Work required
Search each line of the data for the word "Total"; copy every line where it is found.

Exercise data
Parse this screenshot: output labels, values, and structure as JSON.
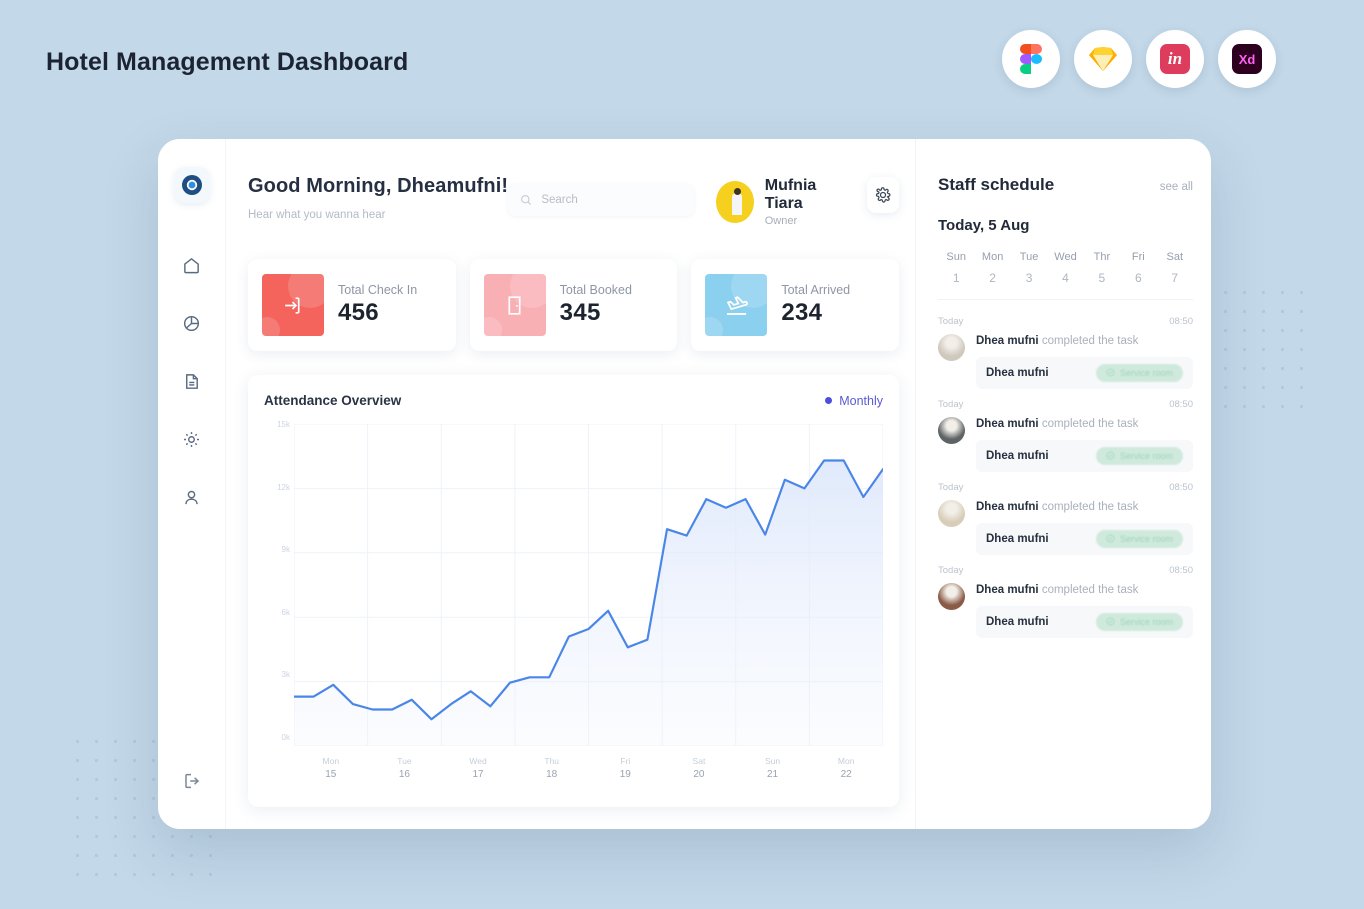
{
  "page": {
    "title": "Hotel Management Dashboard",
    "tools": [
      {
        "name": "figma",
        "label": "Figma"
      },
      {
        "name": "sketch",
        "label": "Sketch"
      },
      {
        "name": "invision",
        "label": "in"
      },
      {
        "name": "adobe-xd",
        "label": "Xd"
      }
    ]
  },
  "sidebar": {
    "items": [
      {
        "name": "home",
        "label": "Home"
      },
      {
        "name": "analytics",
        "label": "Analytics"
      },
      {
        "name": "documents",
        "label": "Documents"
      },
      {
        "name": "settings",
        "label": "Settings"
      },
      {
        "name": "profile",
        "label": "Profile"
      }
    ],
    "logout_label": "Logout"
  },
  "header": {
    "greeting": "Good Morning, Dheamufni!",
    "subtitle": "Hear what you  wanna hear",
    "search_placeholder": "Search",
    "search_value": "",
    "profile_name": "Mufnia Tiara",
    "profile_role": "Owner"
  },
  "stats": [
    {
      "label": "Total Check In",
      "value": "456",
      "color": "#f4635c",
      "icon": "check-in-icon"
    },
    {
      "label": "Total Booked",
      "value": "345",
      "color": "#f9b0b5",
      "icon": "door-icon"
    },
    {
      "label": "Total Arrived",
      "value": "234",
      "color": "#8bd0ef",
      "icon": "plane-landing-icon"
    }
  ],
  "chart_panel": {
    "title": "Attendance Overview",
    "legend_label": "Monthly",
    "legend_color": "#5b5bd6"
  },
  "chart_data": {
    "type": "area",
    "title": "Attendance Overview",
    "xlabel": "",
    "ylabel": "",
    "ylim": [
      0,
      15000
    ],
    "ytick_labels": [
      "15k",
      "12k",
      "9k",
      "6k",
      "3k",
      "0k"
    ],
    "ytick_values": [
      15000,
      12000,
      9000,
      6000,
      3000,
      0
    ],
    "grid": true,
    "legend_position": "top-right",
    "x_axis": [
      {
        "day": "Mon",
        "date": "15"
      },
      {
        "day": "Tue",
        "date": "16"
      },
      {
        "day": "Wed",
        "date": "17"
      },
      {
        "day": "Thu",
        "date": "18"
      },
      {
        "day": "Fri",
        "date": "19"
      },
      {
        "day": "Sat",
        "date": "20"
      },
      {
        "day": "Sun",
        "date": "21"
      },
      {
        "day": "Mon",
        "date": "22"
      }
    ],
    "series": [
      {
        "name": "Monthly",
        "color": "#4a86e8",
        "values": [
          2300,
          2300,
          2850,
          1950,
          1700,
          1700,
          2150,
          1250,
          1950,
          2550,
          1850,
          2950,
          3200,
          3200,
          5100,
          5450,
          6300,
          4600,
          4950,
          10100,
          9800,
          11500,
          11100,
          11500,
          9850,
          12400,
          12000,
          13300,
          13300,
          11600,
          12900
        ]
      }
    ]
  },
  "schedule": {
    "title": "Staff schedule",
    "see_all": "see all",
    "today_label": "Today, 5 Aug",
    "week_days": [
      "Sun",
      "Mon",
      "Tue",
      "Wed",
      "Thr",
      "Fri",
      "Sat"
    ],
    "week_dates": [
      "1",
      "2",
      "3",
      "4",
      "5",
      "6",
      "7"
    ],
    "feed": [
      {
        "when": "Today",
        "time": "08:50",
        "actor": "Dhea mufni",
        "action": " completed the task",
        "task_name": "Dhea mufni",
        "badge": "Service room",
        "avatar_color": "#cfc9bd"
      },
      {
        "when": "Today",
        "time": "08:50",
        "actor": "Dhea mufni",
        "action": " completed the task",
        "task_name": "Dhea mufni",
        "badge": "Service room",
        "avatar_color": "#5e6366"
      },
      {
        "when": "Today",
        "time": "08:50",
        "actor": "Dhea mufni",
        "action": " completed the task",
        "task_name": "Dhea mufni",
        "badge": "Service room",
        "avatar_color": "#d8cdb8"
      },
      {
        "when": "Today",
        "time": "08:50",
        "actor": "Dhea mufni",
        "action": " completed the task",
        "task_name": "Dhea mufni",
        "badge": "Service room",
        "avatar_color": "#8a5a46"
      }
    ]
  }
}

Result
      "label": "Total Check In",
      "label": "Total Booked",
      "label": "Total Arrived",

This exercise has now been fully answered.